▶ [Exercise brief] Report how many lines of the listing below include the word "Future". Give nothing but the number.
Start of Input
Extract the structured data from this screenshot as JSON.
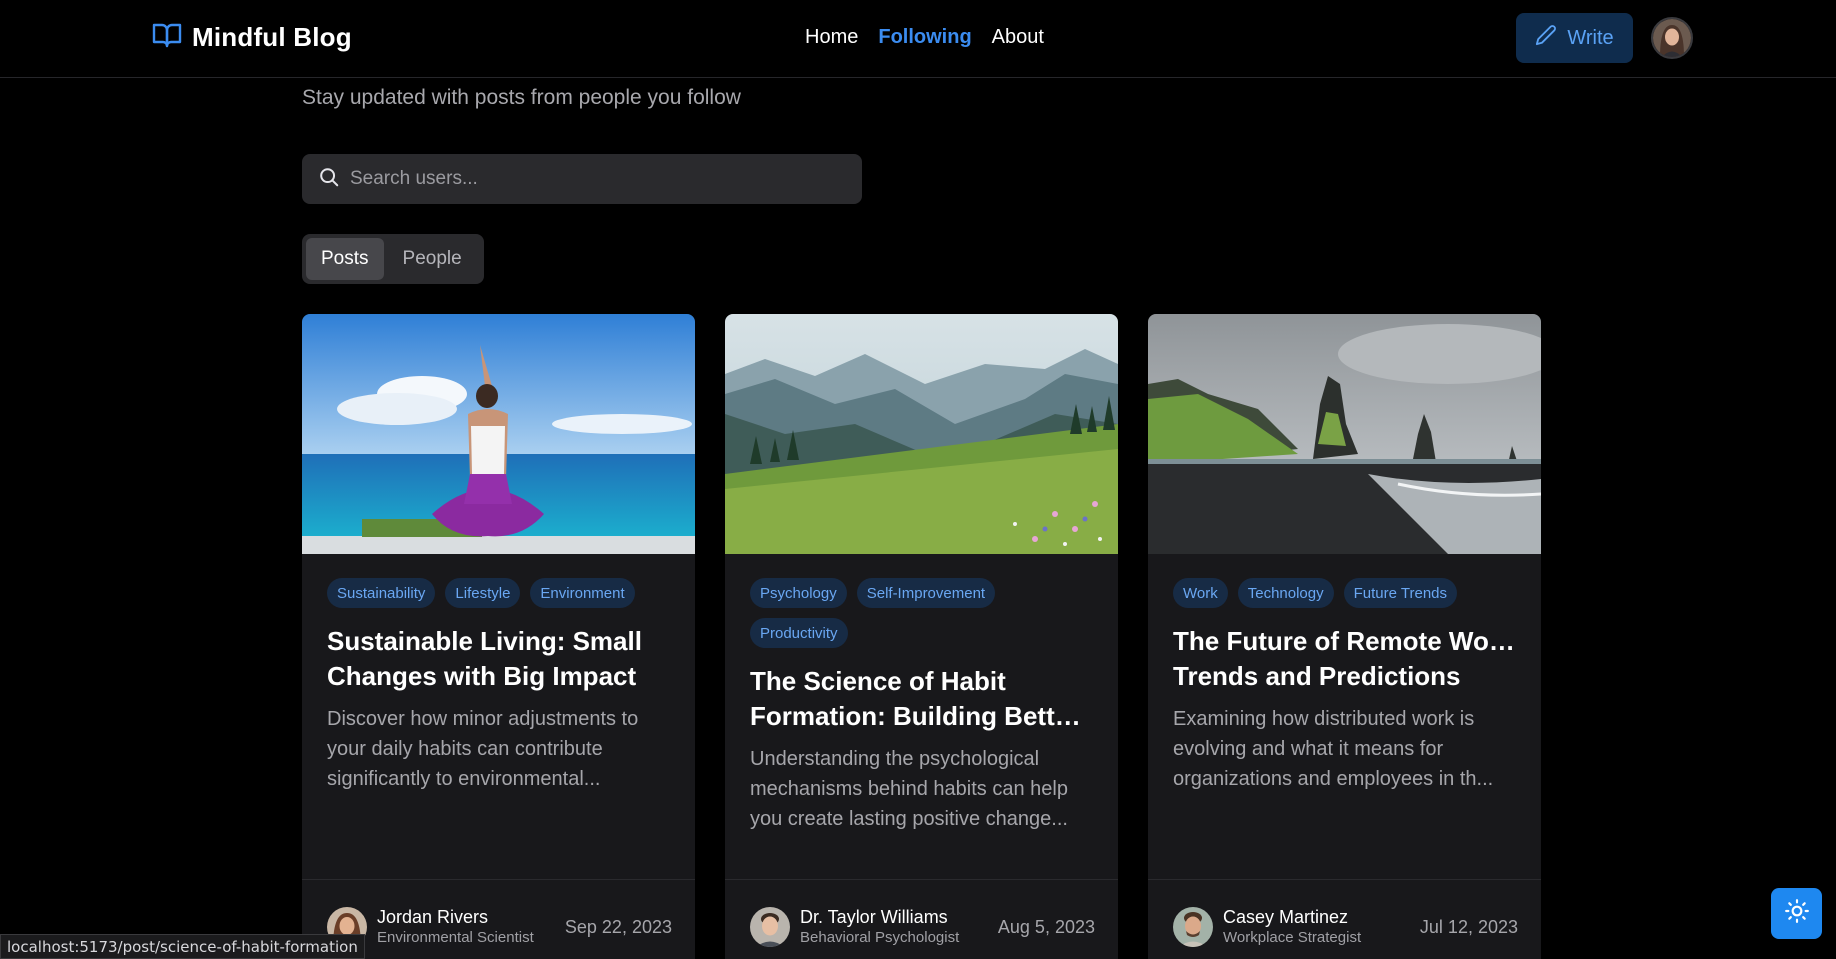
{
  "header": {
    "brand": "Mindful Blog",
    "nav": [
      "Home",
      "Following",
      "About"
    ],
    "active_nav": "Following",
    "write_label": "Write"
  },
  "page": {
    "subtitle": "Stay updated with posts from people you follow"
  },
  "search": {
    "placeholder": "Search users..."
  },
  "tabs": {
    "items": [
      "Posts",
      "People"
    ],
    "active": "Posts"
  },
  "posts": [
    {
      "tags": [
        "Sustainability",
        "Lifestyle",
        "Environment"
      ],
      "title_line1": "Sustainable Living: Small",
      "title_line2": "Changes with Big Impact",
      "excerpt_line1": "Discover how minor adjustments to",
      "excerpt_line2": "your daily habits can contribute",
      "excerpt_line3": "significantly to environmental...",
      "author_name": "Jordan Rivers",
      "author_role": "Environmental Scientist",
      "date": "Sep 22, 2023"
    },
    {
      "tags": [
        "Psychology",
        "Self-Improvement",
        "Productivity"
      ],
      "title_line1": "The Science of Habit",
      "title_line2": "Formation: Building Better...",
      "excerpt_line1": "Understanding the psychological",
      "excerpt_line2": "mechanisms behind habits can help",
      "excerpt_line3": "you create lasting positive change...",
      "author_name": "Dr. Taylor Williams",
      "author_role": "Behavioral Psychologist",
      "date": "Aug 5, 2023"
    },
    {
      "tags": [
        "Work",
        "Technology",
        "Future Trends"
      ],
      "title_line1": "The Future of Remote Work:",
      "title_line2": "Trends and Predictions",
      "excerpt_line1": "Examining how distributed work is",
      "excerpt_line2": "evolving and what it means for",
      "excerpt_line3": "organizations and employees in th...",
      "author_name": "Casey Martinez",
      "author_role": "Workplace Strategist",
      "date": "Jul 12, 2023"
    }
  ],
  "status_bar": {
    "url": "localhost:5173/post/science-of-habit-formation"
  },
  "colors": {
    "accent": "#3b8cf0",
    "tag_bg": "#172b45",
    "tag_text": "#6aa7f2",
    "card_bg": "#18181b",
    "theme_button": "#1e88f0"
  },
  "icons": {
    "brand": "book-open-icon",
    "write": "pencil-icon",
    "search": "search-icon",
    "theme": "sun-icon"
  }
}
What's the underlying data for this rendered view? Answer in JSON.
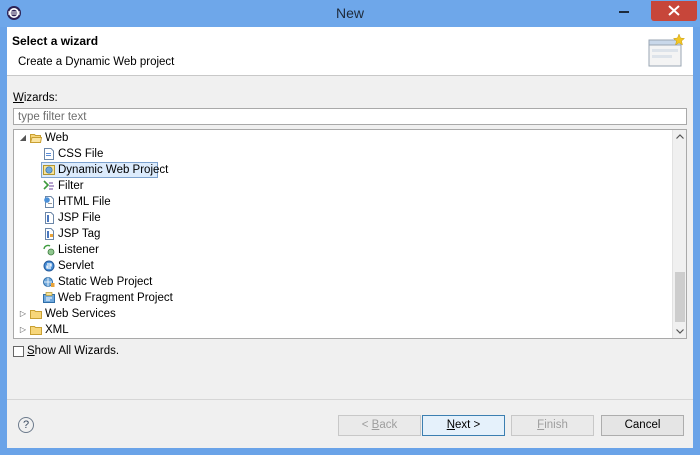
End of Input
▶ [Exercise response] 2